The Bedouins move their tents to higher ground in the summer to escape the heat. In the winter, they return to be close to their water source and the local school, which now binds the community together more so than before. They do not own the land but it is understood that the camps belong to each of the families and everything is as they left it. It seems like a tough life but one our guide says he prefers over the city.


The next day we were relieved to see the stream had dried up. A local driver picked us up in his vehicle, an old truck that seemed luxurious compared to the van from the day before. There are no roads for the first eight kilometres and the ride is quite rough in some parts but at least we managed to get over the river. We sat back and enjoyed the views as we made the two-hour journey back to Dana.




Bordering Syria, Iraq, Saudi Arabia, Israel and the West Bank, Jordan may not seem like the safest place to visit at the moment. However, it is a very peaceful country in an otherwise unstable region. We were there for eight days and drove from Amman down to Aqaba and back, stopping at the following places along the way:

Days 1-2: Dana Biosphere Reserve
Days 3-4: Petra
Days 5-6: Wadi Rum
Days 7-8: Dead Sea

King’s Highway

Rather than taking the Desert Highway from north to south, we opted for the slower but more scenic King’s Highway. An ancient trade route that was once used by merchants and crusaders, it passes through many of the country’s historically significant sights and ruins.

Mount Nebo: Our first stop is where Moses stood looking at the Promised Land. The hilltop overlooks the river valley and the Dead Sea. On a clear day, you can see as far as Jerusalem and Jericho.

Umm ar-Rasas: We made a small detour to an archeological site dating back to the Bronze Age. Of particular importance is the mosaic floor of the Church of St. Stephen. It is the largest mosaic in Jordan and very well-preserved.

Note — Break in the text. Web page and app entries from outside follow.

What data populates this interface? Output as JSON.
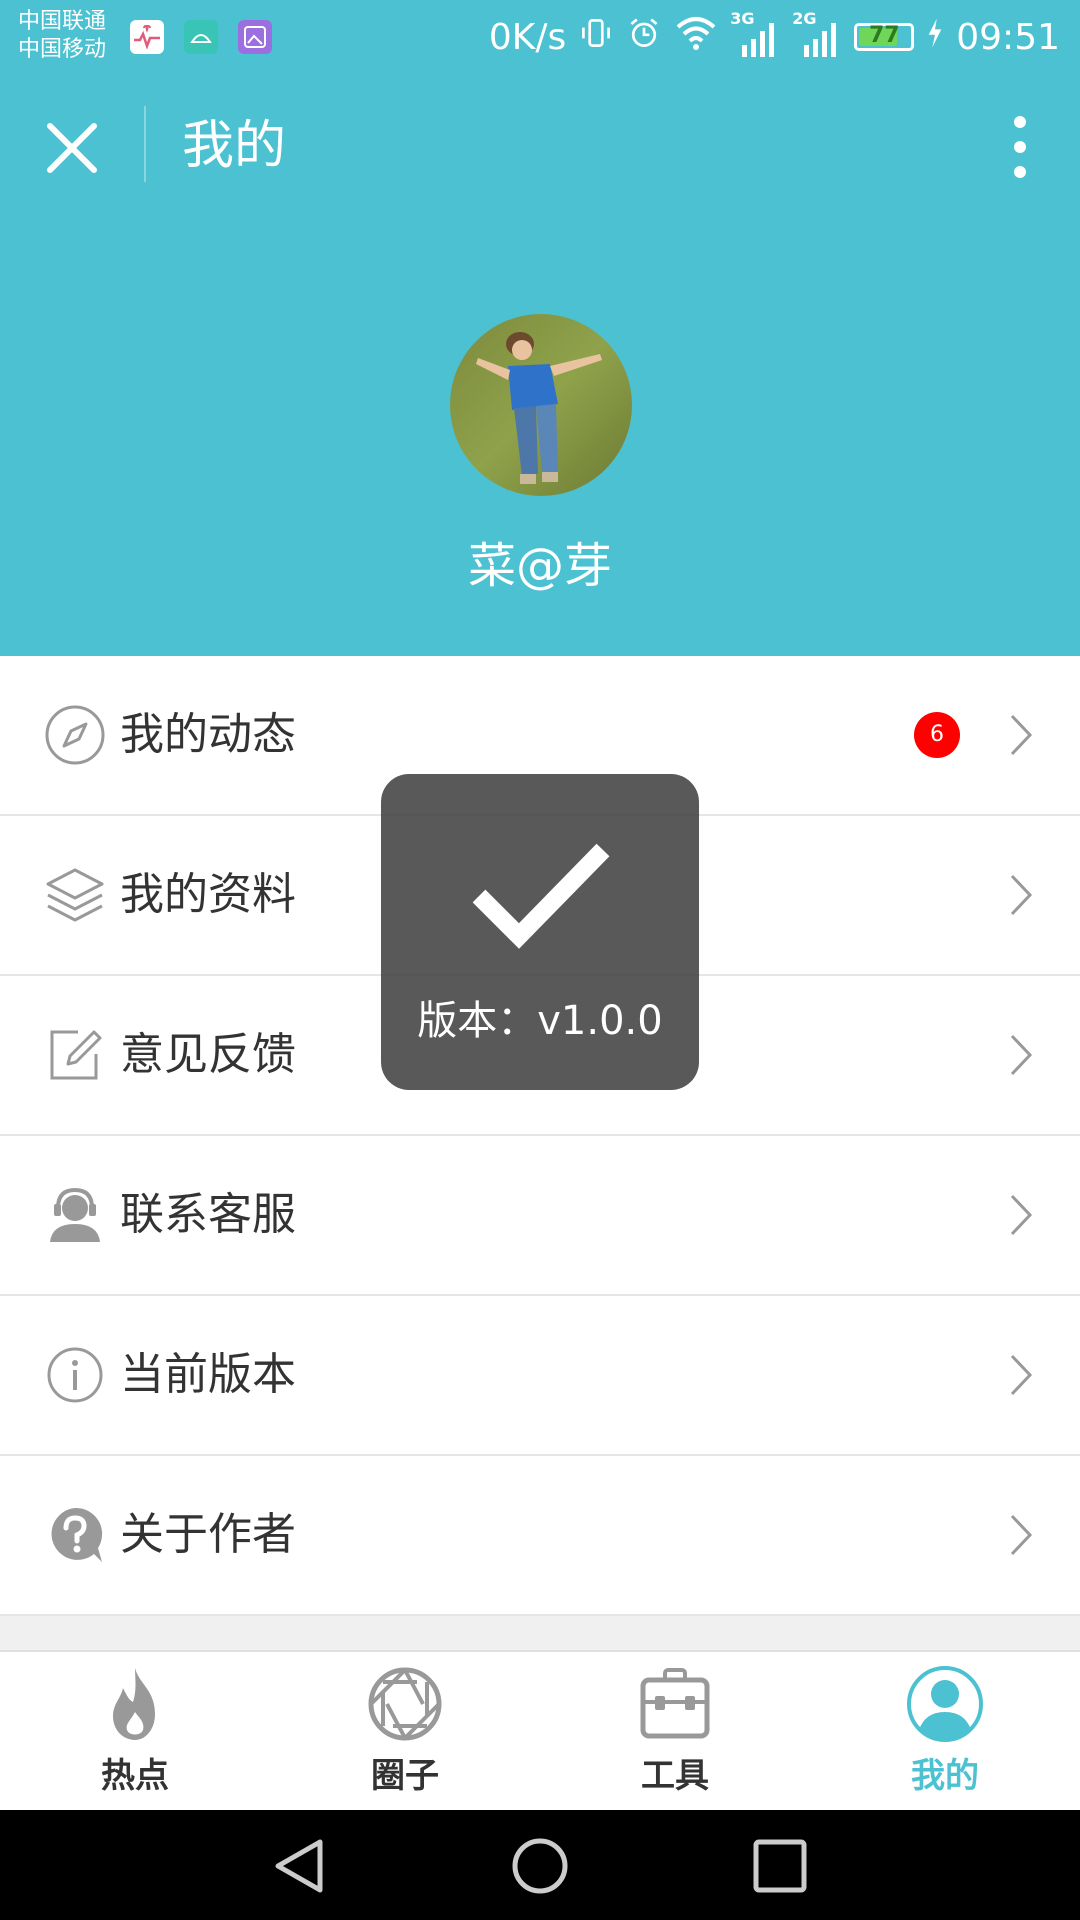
{
  "status_bar": {
    "carrier_1": "中国联通",
    "carrier_2": "中国移动",
    "net_speed": "0K/s",
    "signal_1": "3G",
    "signal_2": "2G",
    "battery_level": 77,
    "battery_text": "77",
    "time": "09:51"
  },
  "appbar": {
    "title": "我的"
  },
  "profile": {
    "username": "菜@芽"
  },
  "menu": [
    {
      "label": "我的动态",
      "icon": "compass-icon",
      "badge": "6"
    },
    {
      "label": "我的资料",
      "icon": "layers-icon"
    },
    {
      "label": "意见反馈",
      "icon": "edit-icon"
    },
    {
      "label": "联系客服",
      "icon": "headset-user-icon"
    },
    {
      "label": "当前版本",
      "icon": "info-icon"
    },
    {
      "label": "关于作者",
      "icon": "question-icon"
    }
  ],
  "toast": {
    "text": "版本：v1.0.0"
  },
  "bottom_nav": [
    {
      "label": "热点",
      "icon": "flame-icon"
    },
    {
      "label": "圈子",
      "icon": "aperture-icon"
    },
    {
      "label": "工具",
      "icon": "toolbox-icon"
    },
    {
      "label": "我的",
      "icon": "user-icon",
      "active": true
    }
  ],
  "colors": {
    "accent": "#4bc1d1",
    "badge": "#ff0000",
    "toast_bg": "#3c3c3c"
  }
}
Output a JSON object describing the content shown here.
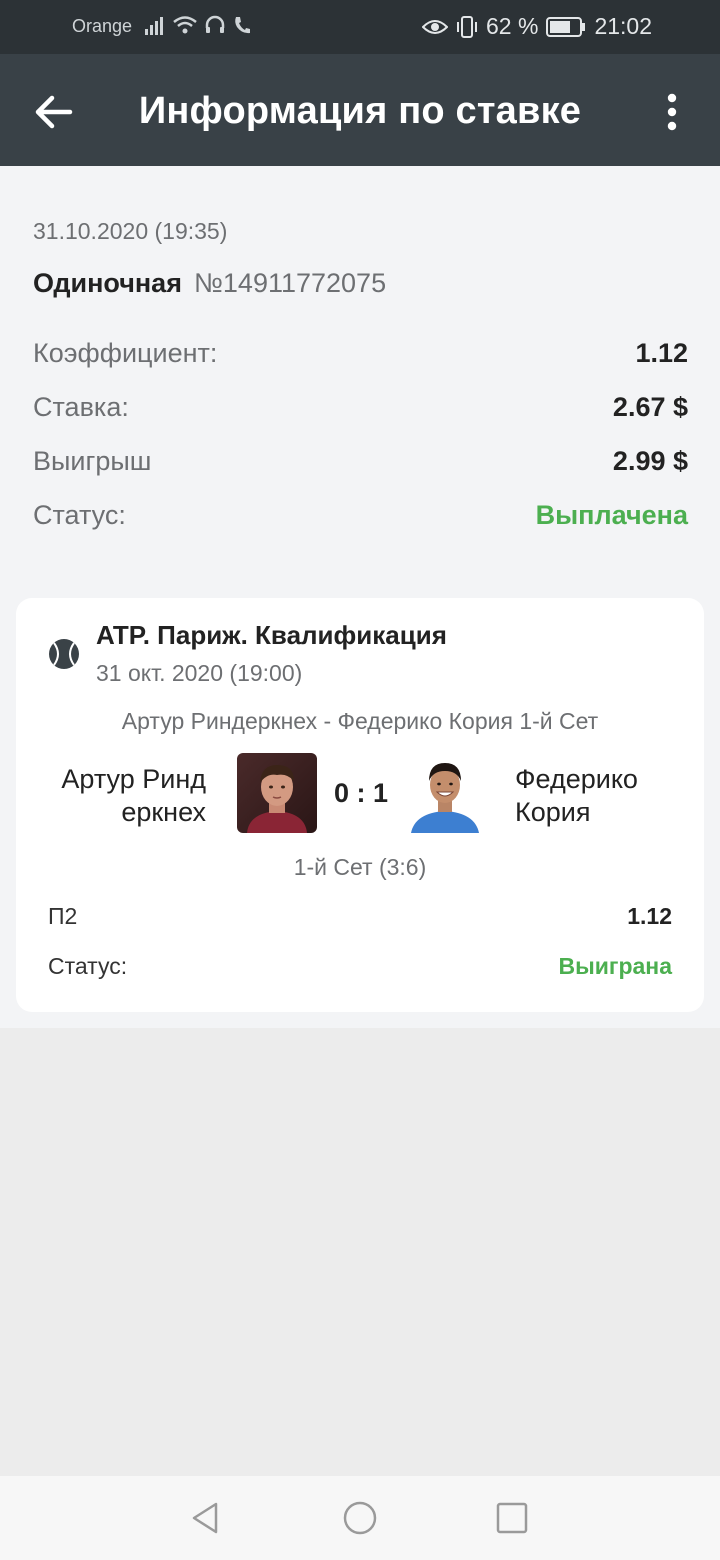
{
  "status_bar": {
    "carrier": "Orange",
    "battery": "62 %",
    "time": "21:02"
  },
  "header": {
    "title": "Информация по ставке",
    "back_icon": "arrow-left-icon",
    "menu_icon": "more-vertical-icon"
  },
  "bet": {
    "date": "31.10.2020 (19:35)",
    "type": "Одиночная",
    "number": "№14911772075",
    "coef_label": "Коэффициент:",
    "coef_value": "1.12",
    "stake_label": "Ставка:",
    "stake_value": "2.67 $",
    "win_label": "Выигрыш",
    "win_value": "2.99 $",
    "status_label": "Статус:",
    "status_value": "Выплачена"
  },
  "event": {
    "sport_icon": "tennis-ball-icon",
    "league": "ATP. Париж. Квалификация",
    "date": "31 окт. 2020 (19:00)",
    "match": "Артур Риндеркнех - Федерико Кория 1-й Сет",
    "team1_line1": "Артур Ринд",
    "team1_line2": "еркнех",
    "team2_line1": "Федерико",
    "team2_line2": "Кория",
    "score": "0 : 1",
    "set_info": "1-й Сет (3:6)",
    "outcome_label": "П2",
    "outcome_value": "1.12",
    "status_label": "Статус:",
    "status_value": "Выиграна"
  },
  "colors": {
    "status_bar": "#2c3236",
    "app_bar": "#394147",
    "success": "#4caf50",
    "background": "#f3f4f6"
  }
}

Wadi Mujib: Back on the highway, the road runs along the ridge of Wadi Mujib, the Grand Canyon of Jordan. From above you see the highway going down the valley below and back up again. We would return at the end of the trip on the other side of the wadi along the Dead Sea coast.


Kerak and Shobak Castles: There are quite a few crusader castles in Jordan. The largest one is Kerak Castle. There is another less excavated one, Shobak Castle, located after Dana and before Petra.

Dana: We finally reached Dana, a small stone village on the edge of the Dana Biosphere Reserve. We stayed here the first night and the next day did a five-hour hike down the valley along the Wadi Dana trail to Feynan.


Petra: The King’s Highway ends shortly after Petra, an ancient city built by the Nabataeans. Once a thriving city thousands of years ago, it eventually fell into decline and was abandoned. Petra was lost to the rest of the world until it was rediscovered by a Swiss explorer in 1812.


After the King’s Highway, we continued south on a more modern route towards Wadi Rum. It is a desert valley surrounded by sandstone and granite mountains. We passed Aqaba and took the Dead Sea highway to head back north along the coast. We ended our trip floating in the Dead Sea and relaxing in the Ma’in hot springs.